==== Source data

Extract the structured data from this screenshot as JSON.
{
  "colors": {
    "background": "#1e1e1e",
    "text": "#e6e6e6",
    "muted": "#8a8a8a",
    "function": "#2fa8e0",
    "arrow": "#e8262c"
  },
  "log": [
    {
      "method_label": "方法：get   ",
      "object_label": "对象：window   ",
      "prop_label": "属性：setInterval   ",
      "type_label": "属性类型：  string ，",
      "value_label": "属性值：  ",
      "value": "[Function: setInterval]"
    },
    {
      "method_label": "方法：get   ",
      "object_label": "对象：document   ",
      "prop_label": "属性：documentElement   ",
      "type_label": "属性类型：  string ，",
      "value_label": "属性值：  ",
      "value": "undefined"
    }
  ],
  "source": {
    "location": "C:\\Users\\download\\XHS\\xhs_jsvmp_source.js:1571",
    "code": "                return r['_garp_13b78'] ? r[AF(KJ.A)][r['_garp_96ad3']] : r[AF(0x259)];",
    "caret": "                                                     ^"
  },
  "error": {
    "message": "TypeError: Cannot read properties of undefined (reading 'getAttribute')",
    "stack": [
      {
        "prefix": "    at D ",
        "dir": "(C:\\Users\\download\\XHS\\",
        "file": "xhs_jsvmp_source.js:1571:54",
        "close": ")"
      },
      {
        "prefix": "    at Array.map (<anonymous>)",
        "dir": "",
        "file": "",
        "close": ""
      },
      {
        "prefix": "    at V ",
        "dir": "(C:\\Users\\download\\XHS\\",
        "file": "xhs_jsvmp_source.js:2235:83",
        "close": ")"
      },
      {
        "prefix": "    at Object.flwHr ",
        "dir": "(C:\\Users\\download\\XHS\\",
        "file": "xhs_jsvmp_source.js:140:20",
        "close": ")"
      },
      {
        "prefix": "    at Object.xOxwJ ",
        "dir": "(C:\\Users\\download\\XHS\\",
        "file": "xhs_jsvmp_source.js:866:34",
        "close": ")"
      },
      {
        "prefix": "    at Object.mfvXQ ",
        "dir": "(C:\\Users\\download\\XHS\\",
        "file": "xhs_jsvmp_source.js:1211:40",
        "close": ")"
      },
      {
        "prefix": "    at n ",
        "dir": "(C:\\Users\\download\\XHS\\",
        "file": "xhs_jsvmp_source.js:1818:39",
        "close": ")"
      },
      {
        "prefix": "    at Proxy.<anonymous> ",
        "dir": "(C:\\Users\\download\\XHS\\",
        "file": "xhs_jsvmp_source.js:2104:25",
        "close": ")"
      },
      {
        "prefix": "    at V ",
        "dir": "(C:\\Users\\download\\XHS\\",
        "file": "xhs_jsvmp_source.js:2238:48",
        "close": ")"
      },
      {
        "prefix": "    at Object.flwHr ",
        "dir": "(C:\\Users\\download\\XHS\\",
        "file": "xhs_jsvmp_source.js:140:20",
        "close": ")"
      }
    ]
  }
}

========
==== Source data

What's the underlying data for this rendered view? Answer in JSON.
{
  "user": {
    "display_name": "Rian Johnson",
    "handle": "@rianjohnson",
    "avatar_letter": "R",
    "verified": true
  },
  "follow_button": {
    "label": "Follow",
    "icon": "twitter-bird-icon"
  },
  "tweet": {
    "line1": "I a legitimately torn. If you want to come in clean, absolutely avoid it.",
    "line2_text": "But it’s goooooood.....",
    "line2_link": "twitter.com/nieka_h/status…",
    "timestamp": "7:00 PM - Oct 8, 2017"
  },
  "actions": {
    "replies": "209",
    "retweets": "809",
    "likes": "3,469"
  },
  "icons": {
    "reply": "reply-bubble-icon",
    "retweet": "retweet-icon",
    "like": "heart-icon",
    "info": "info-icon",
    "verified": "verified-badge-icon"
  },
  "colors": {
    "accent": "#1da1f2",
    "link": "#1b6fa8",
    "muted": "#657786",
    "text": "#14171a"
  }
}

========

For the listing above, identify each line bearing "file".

# Worked solution
        "file": "xhs_jsvmp_source.js:1571:54",
        "file": "",
        "file": "xhs_jsvmp_source.js:2235:83",
        "file": "xhs_jsvmp_source.js:140:20",
        "file": "xhs_jsvmp_source.js:866:34",
        "file": "xhs_jsvmp_source.js:1211:40",
        "file": "xhs_jsvmp_source.js:1818:39",
        "file": "xhs_jsvmp_source.js:2104:25",
        "file": "xhs_jsvmp_source.js:2238:48",
        "file": "xhs_jsvmp_source.js:140:20",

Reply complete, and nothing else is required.